Inshore: The yellowtail numbers are still good locally along with a few white seabass and halibut for the inshore anglers. The calico bass fishing is very good along the kelp and even off the jetties, while sand bass are biting well on the flats. Half-day boats have been reporting mostly rockfish and calico bass, along with a few sheephead, lingcod, bonito and barracuda. There are still bluefin tuna around in ¾-day range, though most of the trips hunting them are overnight runs while the ¾ day boats are concentrating on the good yellowtail bite at the Coronado Islands.
Outside: Though the fishing this June seems a bit slower than this time during the phenomenal season we had last year for the San Diego offshore fleet, it is about the same. Late June, 2015, the boats were getting mostly yellowtail, a scratch of yellowfin, some bluefin (though, not over 200 pounds, as are some of the fish this year) and the first dorado were caught within overnight range. We have had our first opah, dorado and striped marlin in the counts already this year and as the water warms, I’m getting the feeling that more of the same will move up the line and we will see another season of remarkable catches within a few hours of Point Loma. By August 2015 we were seeing blue marlin, wahoo and shortbill spearfish in our local waters and the eastern Pacific was going into a strong El Niño. This year, a cooler La Niña is predicted through 2017, though the water is at 71 degrees, which is above normal for the first week of July.
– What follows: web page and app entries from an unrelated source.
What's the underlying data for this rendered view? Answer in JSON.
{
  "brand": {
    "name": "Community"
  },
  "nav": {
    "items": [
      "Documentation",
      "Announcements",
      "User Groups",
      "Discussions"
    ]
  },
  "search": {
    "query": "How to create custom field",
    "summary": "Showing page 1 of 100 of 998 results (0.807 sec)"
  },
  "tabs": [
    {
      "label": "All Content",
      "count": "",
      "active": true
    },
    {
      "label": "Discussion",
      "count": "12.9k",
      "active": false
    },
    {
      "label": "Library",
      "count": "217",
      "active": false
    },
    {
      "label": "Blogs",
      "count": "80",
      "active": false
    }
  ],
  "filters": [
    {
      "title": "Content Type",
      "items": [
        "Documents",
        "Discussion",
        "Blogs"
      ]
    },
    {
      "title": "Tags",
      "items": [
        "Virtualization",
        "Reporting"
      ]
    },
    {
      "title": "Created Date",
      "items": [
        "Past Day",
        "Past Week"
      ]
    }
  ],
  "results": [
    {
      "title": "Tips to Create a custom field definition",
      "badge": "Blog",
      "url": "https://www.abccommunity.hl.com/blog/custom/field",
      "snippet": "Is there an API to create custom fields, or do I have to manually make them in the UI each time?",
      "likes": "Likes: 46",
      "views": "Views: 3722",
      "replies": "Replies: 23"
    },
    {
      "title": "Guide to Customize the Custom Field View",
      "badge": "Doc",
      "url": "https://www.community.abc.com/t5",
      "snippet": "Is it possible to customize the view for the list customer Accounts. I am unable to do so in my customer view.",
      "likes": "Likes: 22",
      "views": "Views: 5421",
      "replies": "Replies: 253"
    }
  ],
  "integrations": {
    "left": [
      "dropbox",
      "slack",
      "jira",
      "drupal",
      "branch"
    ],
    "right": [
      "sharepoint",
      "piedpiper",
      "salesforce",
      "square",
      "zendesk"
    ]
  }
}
6/26 – 7/2 Dock Totals: 3,904 anglers aboard 151 boats out of San Diego landings this past week caught 1 mako shark, 2 dorado, 2 white seabass, 90 bluefin tuna, 35 yellowfin tuna, 1,420 yellowtail, 1,214 calico bass, 135 sand bass, 5,914 rockfish, 57 lingcod, 32 sculpin, 121 bonito, 19 barracuda, 33 sheephead, 9 whitefish, 20 halibut, 11 bocaccio, 2 cabezon, 4 halfmoon, 4 rubberlip seaperch and 170 mackerel. 1 striped marlin was caught and released.
Notable: The season for blue whales in the San Diego area has begun and the world’s largest mammals are here in force. With flukes 25 feet wide and larger than a school bus, these animals are a striking shade of blue when up close, thus their name. A good spot to head to if on a private boat is along the Nine-Mile Bank, which runs north/south along a line about 10 miles west of Point Loma and extending down to the border. There are also lots of bottlenose dolphins and even some mola, or giant sunfish, out there right now to add to the adventure.
Scheduled fish plants (lbs): 7/4 Jennings, catfish (1000), 7/8 Santee Lakes, catfish (1000)